This is a nice work. Oryx has a monthly issue with an special section about travels around the world. The agency that represents Oryx, Agency Fish passes me a brief with a lot of information about the cities I have to illustrate. I would love to travel to all of them but this would be so expensive. They ask me to illustrate some special sightseeing or local culture elements but they give me a lot of freedom to illustrate and create colorful compositions. It is very nice because I can discover a lot about all those cities and cultures.
Q What design project are you working on currently? Which amongst your works or projects is the one that you consider your favorite or the one that you enjoyed working on the most and why? Is there a dream project you would like to work on?
Now I am working for some Brazilian magazines, I like editorial illustrations, I like to illustrate for articles and chronicles. I specially like the 24 Hours series, because they are rich in different elements, but I also like Prece poster, because the colours are nice, the symmetry makes the idea of the poster look nice, it is about balance and serenity.
I would love to work for companies like Nike, Adidas, Coca-Cola, and all those brands who work with clothing or beverage because they are always so vibrant and positive and they express people's feelings. I would love to illustrate billboards around the world spreading colors, impressions and good feelings.
Q How would you define your artistic style? What do you want the viewer to walk away with when they see one of your pieces?
I think I would define it as a vibrant bold style. I want some eye-catching bold shapes that express vivid energy and the idea of a simple thing but full of meanings. I like the idea that the simple can be complex and the complex can become so much simpler.
Q Do you listen to music while working? What kind of music do you listen to? Does it have the influence on the outcome of your designs?
Sure, one tool that I can’t work without is music, which I listen to as I illustrate, using the tone and pace of the music to help inspire the fundamental shapes that comprise my illustrations. If the rhythm is fast, the final result might be darker or heavier. If it’s calm, the shapes are usually more intricate and detailed. There are no rules, but the final result is usually better.
Q Fernando thanks for the interview. What message or advice would you like to give to the aspiring artists and illustrators?
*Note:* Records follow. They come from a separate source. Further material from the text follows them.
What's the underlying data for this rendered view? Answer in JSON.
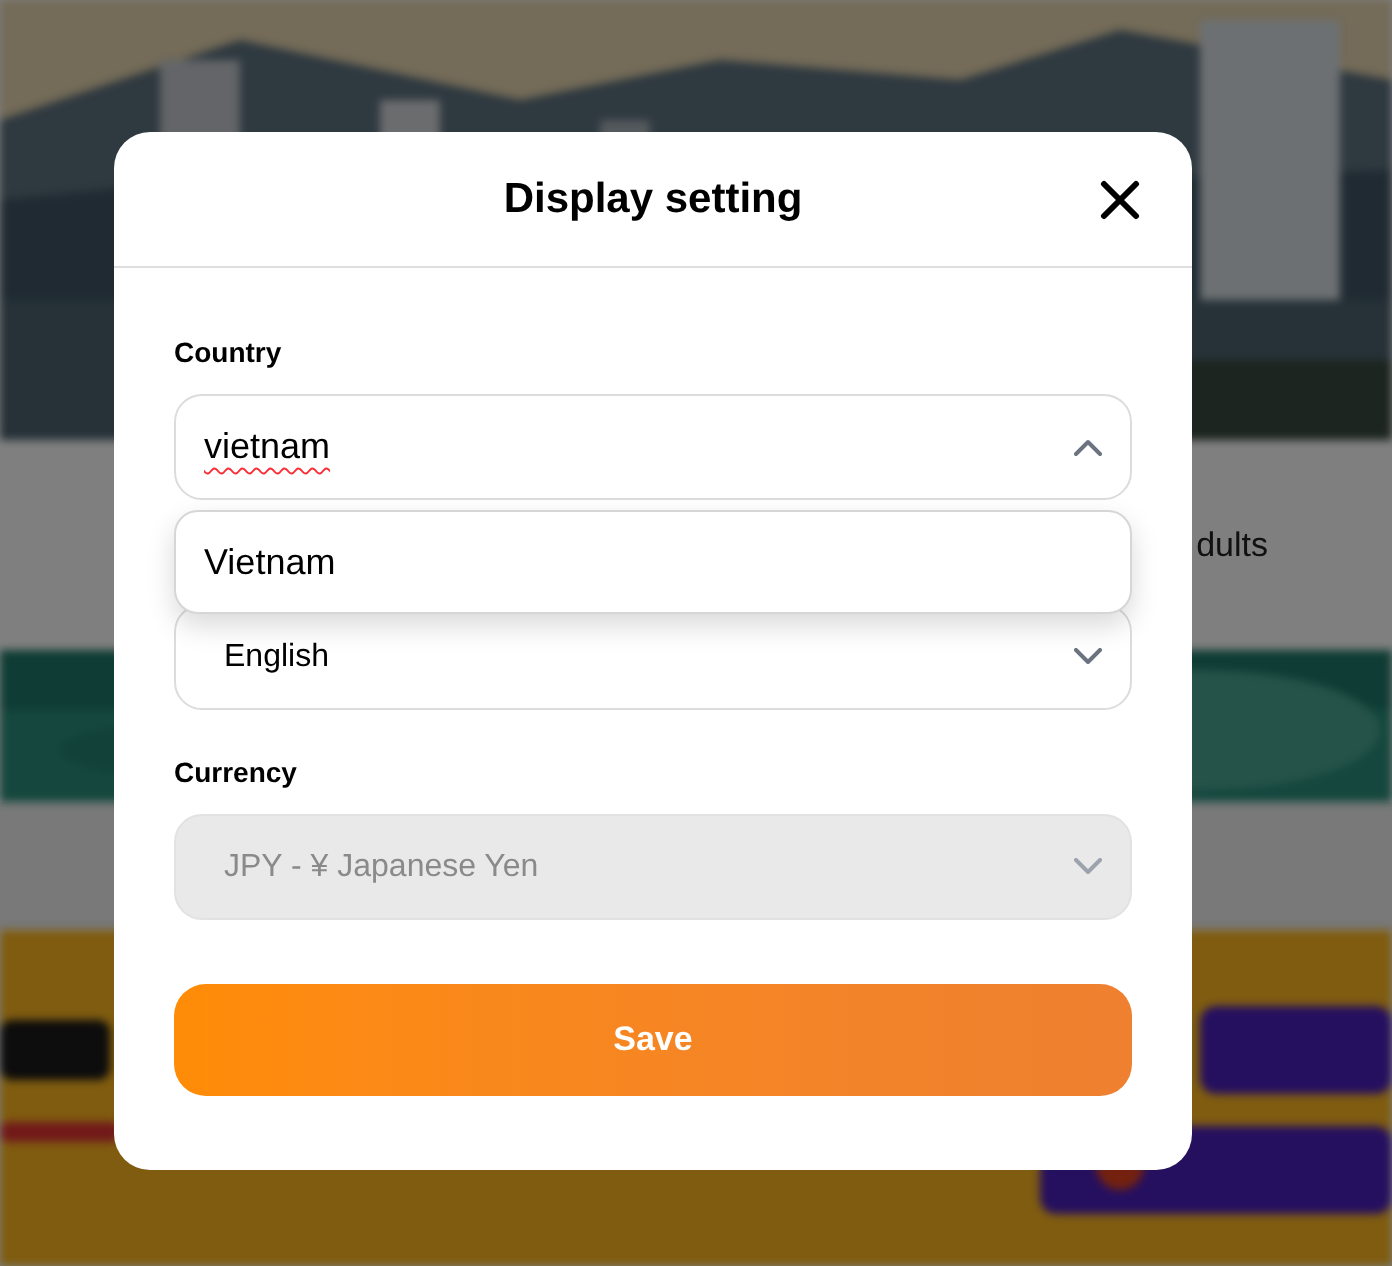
{
  "background": {
    "search_hint": "dults"
  },
  "dialog": {
    "title": "Display setting",
    "fields": [
      {
        "label": "Country",
        "value": "vietnam",
        "expanded": true,
        "disabled": false,
        "options": [
          "Vietnam"
        ]
      },
      {
        "value": "English",
        "expanded": false,
        "disabled": false
      },
      {
        "label": "Currency",
        "value": "JPY - ¥ Japanese Yen",
        "expanded": false,
        "disabled": true
      }
    ],
    "save_button": "Save"
  }
}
I think it is nice to find out something that is yours. An inner feeling that makes you love what you illustrate. I think illustrating requires passion. You can start with a moleskine, a simple piece of paper, a white canvas, vector software or an advanced tool like Photoshop, or your own new technique. Create and spread it. The only thing important is having a message or feelings to pass. The world needs art, colors and freedom of expression to make people to get closer.